    Where we seem to be falling down badly right now is on energy policy. Keystone XL is a vital link to an energy supply run by an ethical government and the President wanted to punt until after the election in order to avoid causing any friction with the environmental activist wing of the party. Having had his hand forced by the patchwork payroll tax deal he may very well choose to let China buy all that oil rather than risk having the environmentalists stay home on election day.

    That we as a nation have avoided disaster in foreign relations is something one simply has to give the President credit for even if we think we should have done better. I for one still see this as the President’s weakest performance- I can disagree with his domestic policies, but he’s managed to put them in place so the only complaint I can make is that he’s wrong, not weak.

  • ArnoldHarris

    It seems to me that the most significant factor in this year’s national election is that the incumbent president is Barack Hussein Obama Jr.

    A national poll came to my attention yesterday which clearly showed that beating Obama has become the most important factor for all elements who are supporting Republican nominees for the presidency. And early this morning, reporters covering the New Hampshire Republican primary election said people they interviewed are determined to retire Obama and a clear majority of these people indicated their assumption that Romney alone is the one Republican candidate most certain of accomplishing that results.

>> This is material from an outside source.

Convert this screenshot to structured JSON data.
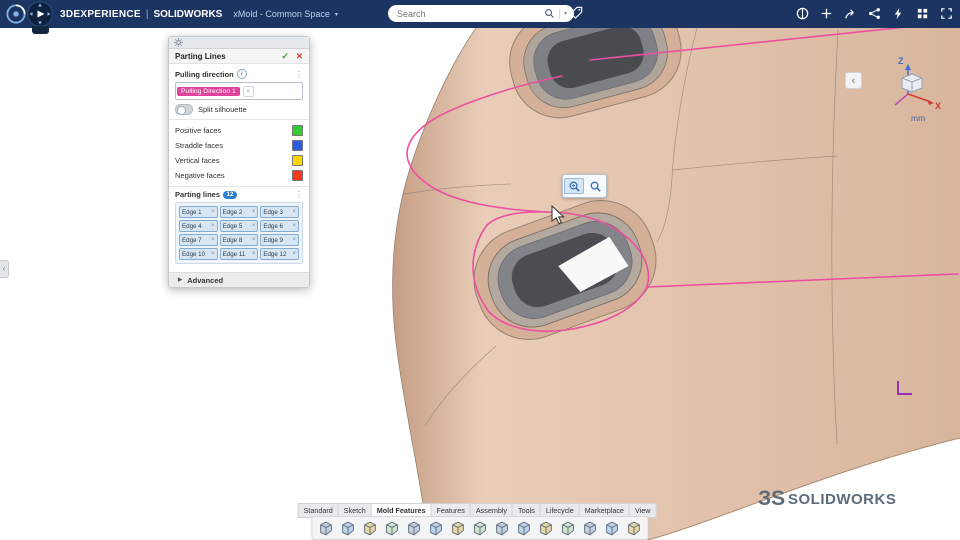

    These factors would go far in explaining what is shaping up as a national “first” among Republican presidential contenders — namely, Romney’s victory in the Iowa caucuses combined with his now all but certain victory in the New Hampshire primary.

    Another but perhaps secondary factor favoring Romney as the last man standing is that all his main opponents are dividing the anti-Romney primary votes. One of them, Gingrich, seems determined to make this campaign a grudge match.

    But all things considered, the voters alone have the last word.

    Arnold Harris
    Mount Horeb WI

  • ArnoldHarris

    The thought just occurred to me after reading another round of his sore-loser comments, that any day now, people will begin tagging a certain candidate as Newt Grudgerich.

    Arnold Harris
    Mount Horeb WI